The medical oddities museum, located on 22nd Street between Market and Chestnut Streets in center city Philadelphia, is trying to save its skull collection with donations. A $200 donation pays for the initial restoration and remounting of a 150+ year old skull of your choosing and gets your name (or the name of the person who receives it as a gift) on a plaque next to the adopted skull for one year. A $1,000 donation ensures the plaque will sit next to the adopted skull for 10 years, and earn you an official skull replica.
The skulls are among a collection of 139 gathered in the 1800s by Viennese anatomist Joseph Hyrtl. They belonged to prostitutes, sailors, robbers, soldiers, Gypsies, and others who families did not object to donating them after their passing. They represent a wide range of ages from eight to 80, and have been a part of the Mutter’s collection since 1874.
Hyrtl studied the skulls to prove that phrenology, a science that alleged the size of one’s skull indicates the person’s intelligence, a widely believed concept of that time, was a myth.
The campaign to adopt a skull runs until December 31.
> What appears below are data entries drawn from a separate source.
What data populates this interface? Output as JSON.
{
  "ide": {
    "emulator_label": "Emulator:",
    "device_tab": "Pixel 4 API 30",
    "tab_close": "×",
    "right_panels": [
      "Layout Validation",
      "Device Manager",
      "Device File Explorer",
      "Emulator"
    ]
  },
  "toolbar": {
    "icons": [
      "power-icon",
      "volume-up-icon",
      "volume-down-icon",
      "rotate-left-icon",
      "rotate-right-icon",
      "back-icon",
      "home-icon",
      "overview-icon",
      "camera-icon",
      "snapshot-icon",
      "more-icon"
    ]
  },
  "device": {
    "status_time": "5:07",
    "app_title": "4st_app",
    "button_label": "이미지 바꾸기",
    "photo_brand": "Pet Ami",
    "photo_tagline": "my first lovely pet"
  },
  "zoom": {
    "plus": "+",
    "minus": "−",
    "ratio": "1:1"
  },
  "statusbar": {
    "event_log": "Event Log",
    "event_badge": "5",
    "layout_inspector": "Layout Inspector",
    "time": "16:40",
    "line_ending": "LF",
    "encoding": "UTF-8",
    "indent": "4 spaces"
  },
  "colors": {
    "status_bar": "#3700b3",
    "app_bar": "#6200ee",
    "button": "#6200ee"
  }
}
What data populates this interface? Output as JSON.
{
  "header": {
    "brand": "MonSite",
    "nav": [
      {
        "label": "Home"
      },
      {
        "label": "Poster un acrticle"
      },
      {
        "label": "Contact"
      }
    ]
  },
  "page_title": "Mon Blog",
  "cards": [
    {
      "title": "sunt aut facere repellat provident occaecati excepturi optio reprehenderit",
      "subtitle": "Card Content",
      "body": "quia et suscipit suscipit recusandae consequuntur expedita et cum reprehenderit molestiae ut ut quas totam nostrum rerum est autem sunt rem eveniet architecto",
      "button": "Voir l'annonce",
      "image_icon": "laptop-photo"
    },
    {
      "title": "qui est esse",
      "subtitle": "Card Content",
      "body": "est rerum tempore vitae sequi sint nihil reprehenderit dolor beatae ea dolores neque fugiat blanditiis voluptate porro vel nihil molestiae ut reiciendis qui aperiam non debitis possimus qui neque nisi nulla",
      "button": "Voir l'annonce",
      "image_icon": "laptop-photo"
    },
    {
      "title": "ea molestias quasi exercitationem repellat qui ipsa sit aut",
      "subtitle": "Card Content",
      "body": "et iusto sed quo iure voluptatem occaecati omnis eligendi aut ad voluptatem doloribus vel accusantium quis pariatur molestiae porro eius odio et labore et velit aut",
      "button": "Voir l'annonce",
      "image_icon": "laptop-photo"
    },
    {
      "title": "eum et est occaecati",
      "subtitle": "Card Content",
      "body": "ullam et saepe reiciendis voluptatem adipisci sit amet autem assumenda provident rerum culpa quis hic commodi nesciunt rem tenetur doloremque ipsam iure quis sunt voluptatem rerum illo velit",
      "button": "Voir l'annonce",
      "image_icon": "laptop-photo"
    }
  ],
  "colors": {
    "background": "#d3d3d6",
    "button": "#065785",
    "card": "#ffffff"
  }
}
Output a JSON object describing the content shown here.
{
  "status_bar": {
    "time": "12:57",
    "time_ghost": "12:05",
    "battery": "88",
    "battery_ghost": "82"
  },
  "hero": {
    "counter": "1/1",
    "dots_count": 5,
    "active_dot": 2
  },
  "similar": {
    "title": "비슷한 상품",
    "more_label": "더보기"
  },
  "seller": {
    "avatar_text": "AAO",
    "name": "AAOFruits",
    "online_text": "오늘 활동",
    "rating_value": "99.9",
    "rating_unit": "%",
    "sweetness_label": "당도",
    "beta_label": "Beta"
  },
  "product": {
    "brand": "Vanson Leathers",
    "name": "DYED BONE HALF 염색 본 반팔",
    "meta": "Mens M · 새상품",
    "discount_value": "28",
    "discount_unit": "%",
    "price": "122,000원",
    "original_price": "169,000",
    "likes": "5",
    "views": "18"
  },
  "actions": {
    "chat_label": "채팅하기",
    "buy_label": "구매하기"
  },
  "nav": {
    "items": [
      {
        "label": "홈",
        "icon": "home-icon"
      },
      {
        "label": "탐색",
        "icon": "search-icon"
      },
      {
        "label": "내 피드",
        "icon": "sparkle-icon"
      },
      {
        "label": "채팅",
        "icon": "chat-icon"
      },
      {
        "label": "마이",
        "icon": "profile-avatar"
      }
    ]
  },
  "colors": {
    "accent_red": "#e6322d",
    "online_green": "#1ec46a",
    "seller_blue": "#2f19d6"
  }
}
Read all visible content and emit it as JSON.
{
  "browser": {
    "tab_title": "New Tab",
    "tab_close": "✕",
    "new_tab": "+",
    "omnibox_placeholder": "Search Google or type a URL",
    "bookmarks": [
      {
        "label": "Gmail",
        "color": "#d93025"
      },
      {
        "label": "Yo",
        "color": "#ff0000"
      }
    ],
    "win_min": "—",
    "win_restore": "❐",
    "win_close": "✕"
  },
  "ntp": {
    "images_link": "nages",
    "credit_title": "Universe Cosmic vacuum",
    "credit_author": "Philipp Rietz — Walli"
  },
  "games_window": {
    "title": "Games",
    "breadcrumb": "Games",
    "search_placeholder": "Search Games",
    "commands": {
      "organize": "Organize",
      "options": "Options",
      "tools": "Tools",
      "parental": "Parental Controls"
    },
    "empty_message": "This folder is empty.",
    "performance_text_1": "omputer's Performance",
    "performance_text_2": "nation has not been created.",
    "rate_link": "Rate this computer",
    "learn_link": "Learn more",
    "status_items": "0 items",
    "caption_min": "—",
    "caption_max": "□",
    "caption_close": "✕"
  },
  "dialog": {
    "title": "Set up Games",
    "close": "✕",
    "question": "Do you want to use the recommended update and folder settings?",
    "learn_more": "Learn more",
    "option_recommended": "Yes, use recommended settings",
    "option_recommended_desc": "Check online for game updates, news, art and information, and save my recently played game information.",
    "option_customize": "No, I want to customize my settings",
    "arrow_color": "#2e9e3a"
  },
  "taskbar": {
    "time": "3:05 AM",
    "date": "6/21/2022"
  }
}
Learn more about the fascinating Mutter Museum by visiting their website.